Malachi Ritscher’s sense of responsibility was similarly keen. A musician and avid recorder of Chicago’s music scene, he was also an anti-war and free-speech activist. His websites—equally playful, tender, eccentric, preachy, edgy, and angry—express growing frustration and bewilderment: “It is obvious that Bush is just the figurehead for the people who are getting rich trading in oil and war, but what can I do about it?”
The “mission statement” Malachi posted on his website just before his suicide reads, “Here is the statement I want to make: if I am required to pay for your barbaric war, I choose not to live in your world. I refuse to finance the mass murder of innocent civilians, who did nothing to threaten our country. I will not participate in your charade—my conscience will not allow me to be a part of your crusade.”
Even so, some have questioned whether Malachi’s final motive was solely political. He had started buying land in Vancouver in order to emigrate and withhold financial support from U.S. war crimes. And he could have practiced war-tax resistance at home, too. Some speculate that Malachi was finally overtaken by depression—and he did acknowledge in the obituary he wrote for himself that, “In the end, the loneliness was overwhelming.” His motive was likely as complex as he was.

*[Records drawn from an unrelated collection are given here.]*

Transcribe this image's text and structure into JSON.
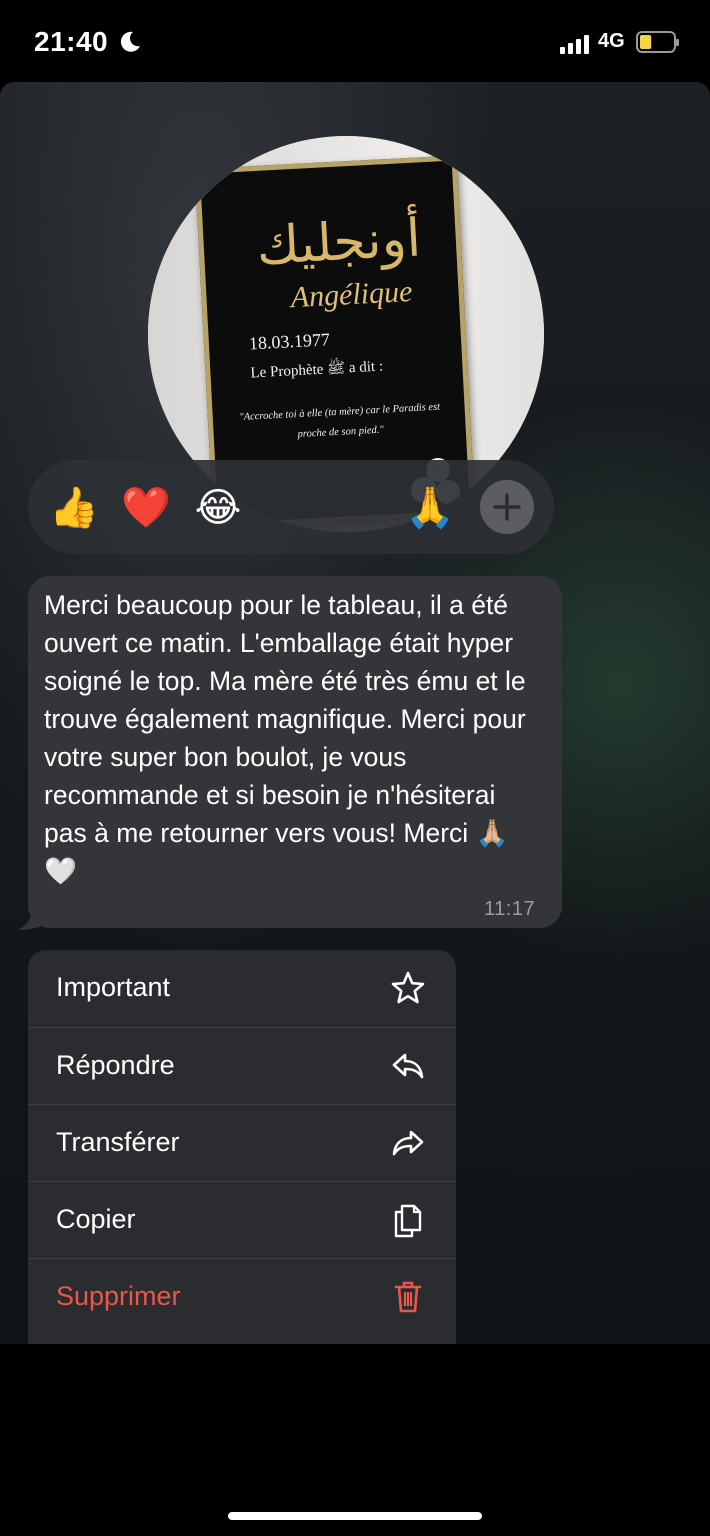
{
  "status_bar": {
    "time": "21:40",
    "network": "4G",
    "battery_level_fraction": 0.35,
    "battery_color": "#f5d547",
    "icons": [
      "moon-icon",
      "signal-icon",
      "battery-icon"
    ]
  },
  "image_preview": {
    "arabic_title": "أونجليك",
    "name": "Angélique",
    "date": "18.03.1977",
    "said_line": "Le Prophète ﷺ a dit :",
    "quote": "\"Accroche toi à elle (ta mère) car le Paradis est proche de son pied.\""
  },
  "reactions": [
    {
      "emoji": "👍",
      "name": "thumbs-up"
    },
    {
      "emoji": "❤️",
      "name": "heart"
    },
    {
      "emoji": "😂",
      "name": "tears-of-joy"
    },
    {
      "emoji": "🙏",
      "name": "folded-hands"
    }
  ],
  "message": {
    "text": "Merci beaucoup pour le tableau, il a été ouvert ce matin. L'emballage était hyper soigné le top. Ma mère été très ému et le trouve également magnifique. Merci pour votre super bon boulot, je vous recommande et si besoin je n'hésiterai pas à me retourner vers vous! Merci 🙏🏼 🤍",
    "time": "11:17"
  },
  "context_menu": {
    "items": [
      {
        "label": "Important",
        "icon": "star-icon"
      },
      {
        "label": "Répondre",
        "icon": "reply-icon"
      },
      {
        "label": "Transférer",
        "icon": "forward-icon"
      },
      {
        "label": "Copier",
        "icon": "copy-icon"
      },
      {
        "label": "Supprimer",
        "icon": "trash-icon",
        "destructive": true
      }
    ],
    "destructive_color": "#e8574d"
  }
}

I mourn the deaths of Malachi and Mow bé, two men I never knew, and I write this to help hold them in our midst as we continue the work of resisting deadly U.S. policies. Their hearts were considerable, even in their dying. As the Uruguayan writer Eduardo Galeano has observed, “The proof that one has courage lies in the fact that one can be discouraged.”
Still, thinking about Mow bé’s and Malachi’s decisions to end their passionate lives, I am reminded of Fernando. When I met Fernando in the United States in the early 1980s, he had been tortured in his own country, El Salvador, for organizing labor unions. He had already lost loved ones, and the civil war still raged back home.
One evening, explaining his happiness despite so many losses, Fernando made a statement that I have worn like an amulet all these years: “We could not do our work for a just society, if we did not remember every moment why we are doing it.”
We are moved to work for justice when we sense that life is intrinsically good, realize that all should be able to live theirs fully, yet see that many cannot. When our U.S. policymakers routinely deny life to so many—in Colombia and Iraq and so many places—we can be tempted to forfeit our own lives, in a kind of despairing solidarity. But refusing despair and resolving to live fully and stubbornly, as agents of change, is itself an act of resistance. Fernando refused despair.
Galeano once told an interviewer, “Of course, I know that the human condition is something at once horrible and marvelous.Estamos muy mal hechos, pero no estamos terminados/. We are very badly made, but we are not finished.”
Mow bé and Malachi, presenté! La lucha sigue. The struggle continues, we continue to make ourselves and our world, and you are with us.
MARGARET KNAPKE has been involved in Latin America solidarity work for many years.
Links of interest:
The National Indigenous Organization of Colombia (ONIC) collaborates with Survival, an international NGO, on behalf of displaced native peoples, including the Nukak-Makú.